= Task brief =
In the entries that follow, say how many lines contain the string "stations". Give no other words.

--- START ---

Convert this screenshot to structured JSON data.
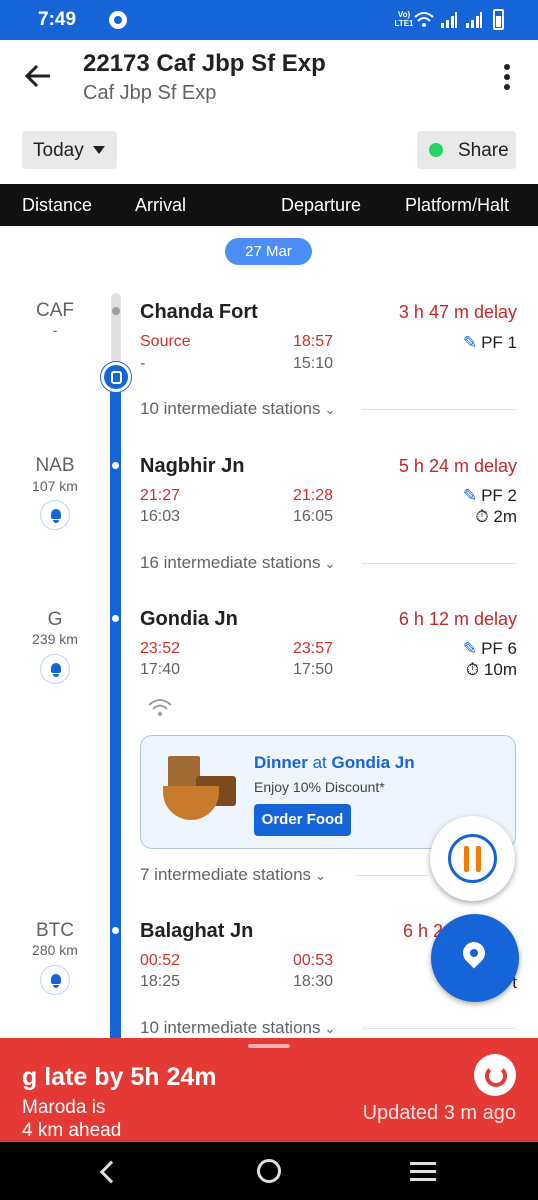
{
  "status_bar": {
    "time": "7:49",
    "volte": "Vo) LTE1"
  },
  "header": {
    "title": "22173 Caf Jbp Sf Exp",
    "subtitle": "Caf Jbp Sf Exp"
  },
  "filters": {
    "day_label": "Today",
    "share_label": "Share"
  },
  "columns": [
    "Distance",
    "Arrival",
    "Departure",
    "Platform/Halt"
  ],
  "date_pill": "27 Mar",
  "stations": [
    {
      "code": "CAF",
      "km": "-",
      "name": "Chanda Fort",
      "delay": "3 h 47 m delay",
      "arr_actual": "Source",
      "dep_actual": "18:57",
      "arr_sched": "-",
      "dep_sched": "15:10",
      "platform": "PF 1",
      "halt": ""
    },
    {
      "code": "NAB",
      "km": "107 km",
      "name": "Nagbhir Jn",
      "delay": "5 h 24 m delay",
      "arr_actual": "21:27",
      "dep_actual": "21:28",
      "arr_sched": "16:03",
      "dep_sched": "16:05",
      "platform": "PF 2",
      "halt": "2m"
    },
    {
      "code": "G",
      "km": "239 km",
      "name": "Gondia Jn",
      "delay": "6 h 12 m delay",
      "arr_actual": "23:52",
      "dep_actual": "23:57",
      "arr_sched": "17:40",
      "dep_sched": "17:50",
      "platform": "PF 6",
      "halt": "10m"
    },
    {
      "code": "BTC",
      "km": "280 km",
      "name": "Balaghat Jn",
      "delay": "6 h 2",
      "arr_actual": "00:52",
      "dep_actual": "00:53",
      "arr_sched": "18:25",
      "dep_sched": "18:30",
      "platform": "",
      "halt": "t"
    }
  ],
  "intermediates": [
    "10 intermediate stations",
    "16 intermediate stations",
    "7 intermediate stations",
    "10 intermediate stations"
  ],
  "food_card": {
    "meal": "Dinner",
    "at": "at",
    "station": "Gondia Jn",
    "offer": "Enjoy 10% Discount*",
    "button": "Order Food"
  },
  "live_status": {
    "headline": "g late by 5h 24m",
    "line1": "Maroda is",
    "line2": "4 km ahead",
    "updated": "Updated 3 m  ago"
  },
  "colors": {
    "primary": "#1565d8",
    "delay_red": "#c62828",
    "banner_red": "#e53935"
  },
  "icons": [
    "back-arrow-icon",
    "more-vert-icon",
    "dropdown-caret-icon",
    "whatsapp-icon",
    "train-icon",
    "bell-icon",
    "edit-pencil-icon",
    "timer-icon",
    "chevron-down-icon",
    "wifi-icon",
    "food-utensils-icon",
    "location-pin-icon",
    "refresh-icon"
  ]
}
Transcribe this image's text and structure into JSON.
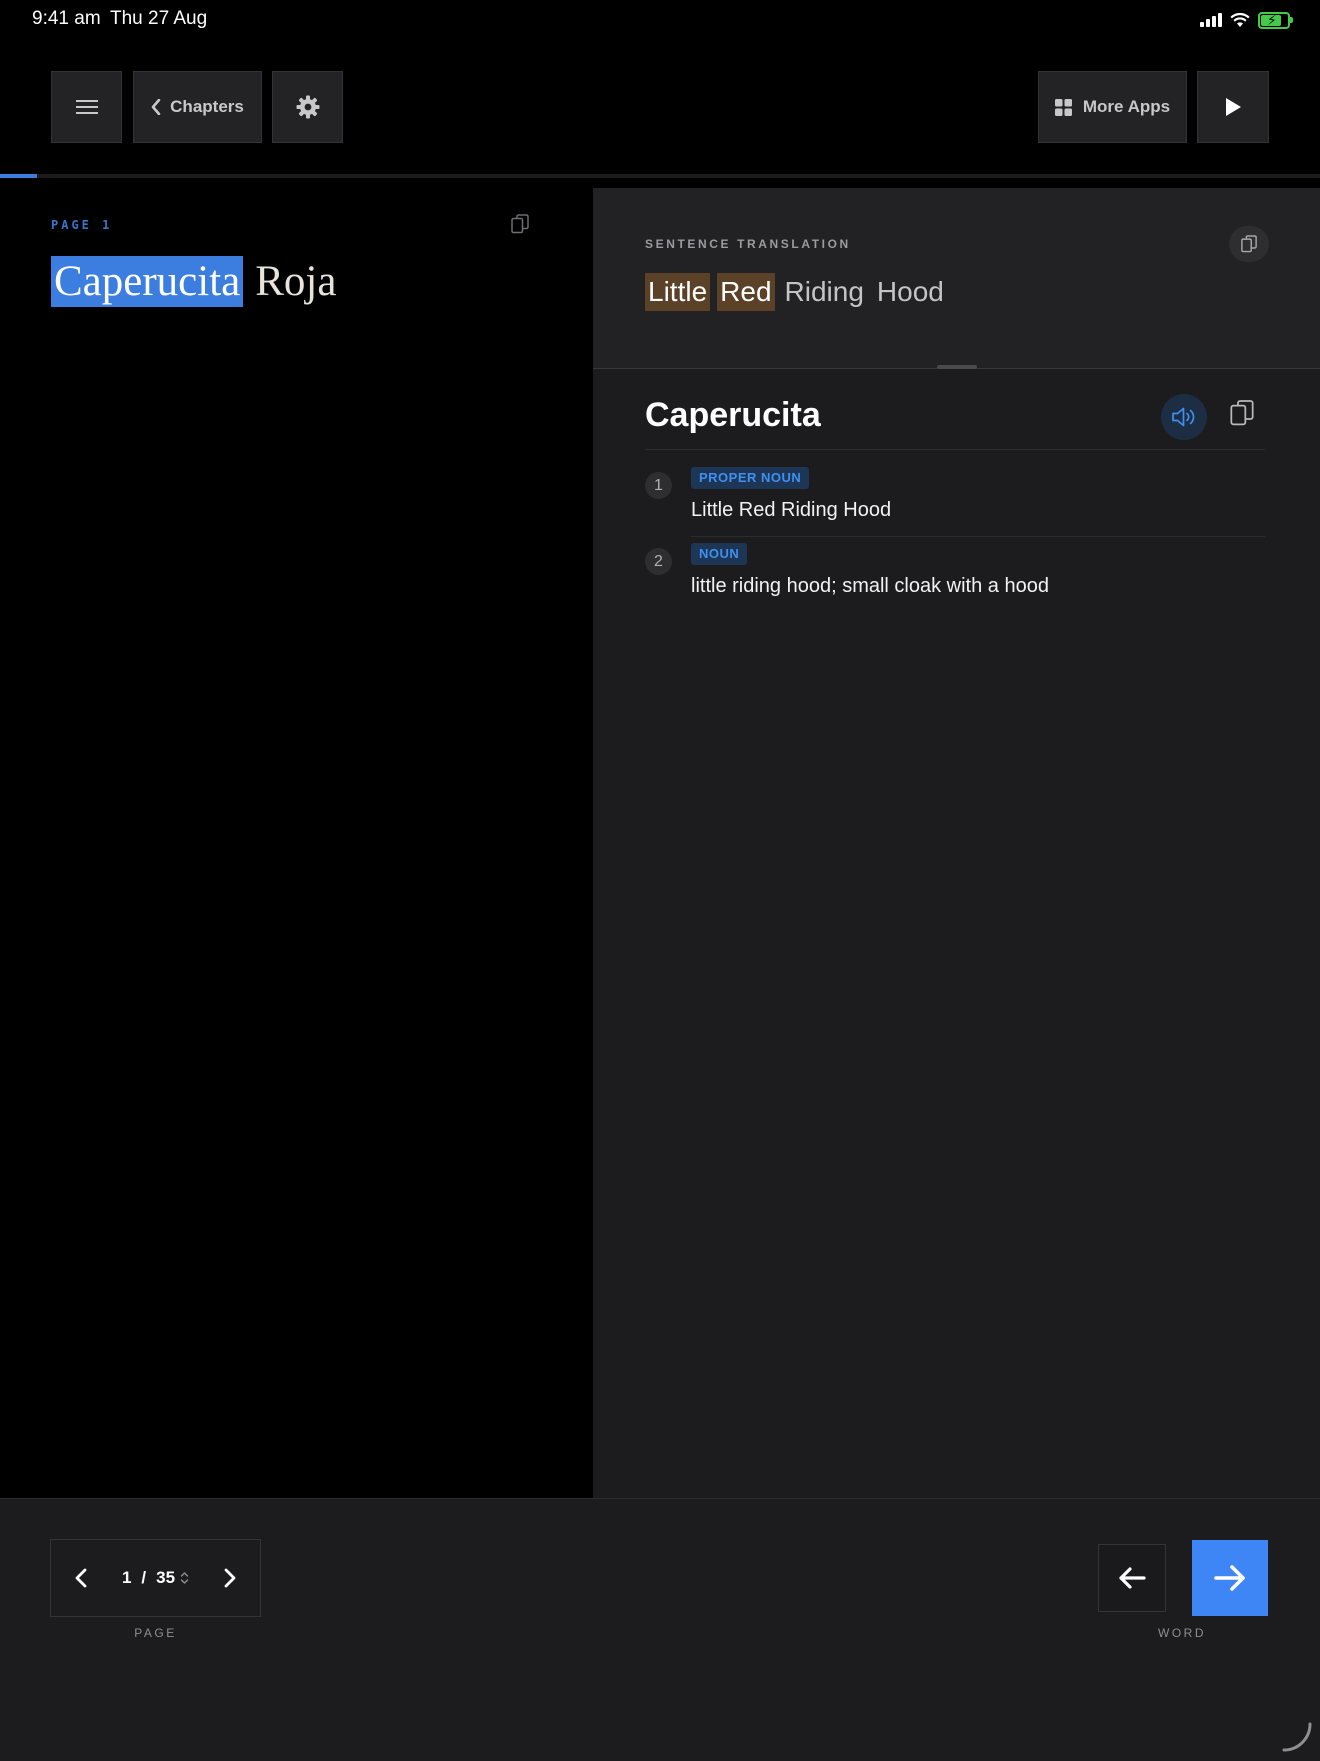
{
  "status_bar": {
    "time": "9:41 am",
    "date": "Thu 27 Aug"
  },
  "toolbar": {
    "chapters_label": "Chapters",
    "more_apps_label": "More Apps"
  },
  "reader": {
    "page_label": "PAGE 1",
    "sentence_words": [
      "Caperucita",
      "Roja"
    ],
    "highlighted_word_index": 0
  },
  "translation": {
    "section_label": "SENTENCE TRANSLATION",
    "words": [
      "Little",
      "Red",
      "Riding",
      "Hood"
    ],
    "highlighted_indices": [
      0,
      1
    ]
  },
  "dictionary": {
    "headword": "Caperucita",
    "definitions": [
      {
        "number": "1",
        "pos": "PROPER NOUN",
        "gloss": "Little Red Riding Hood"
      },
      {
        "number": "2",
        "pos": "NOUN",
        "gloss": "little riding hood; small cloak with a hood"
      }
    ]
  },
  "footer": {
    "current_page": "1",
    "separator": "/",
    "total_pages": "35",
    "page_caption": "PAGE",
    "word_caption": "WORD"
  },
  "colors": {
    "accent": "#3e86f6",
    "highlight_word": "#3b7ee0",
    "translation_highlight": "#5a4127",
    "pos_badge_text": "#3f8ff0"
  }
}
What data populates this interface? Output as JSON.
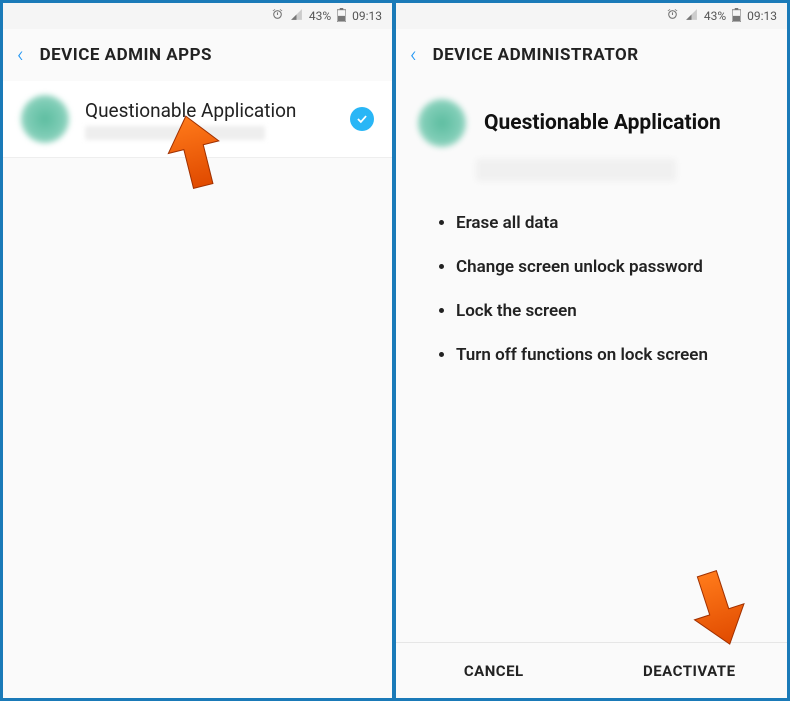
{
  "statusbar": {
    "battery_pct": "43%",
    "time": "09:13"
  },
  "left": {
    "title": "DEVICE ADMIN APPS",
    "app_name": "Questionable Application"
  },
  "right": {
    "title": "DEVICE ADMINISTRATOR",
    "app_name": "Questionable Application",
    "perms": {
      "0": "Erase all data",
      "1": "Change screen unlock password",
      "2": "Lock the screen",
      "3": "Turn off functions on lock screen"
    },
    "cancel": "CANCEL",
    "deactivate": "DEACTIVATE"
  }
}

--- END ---

= Reply to the task =
5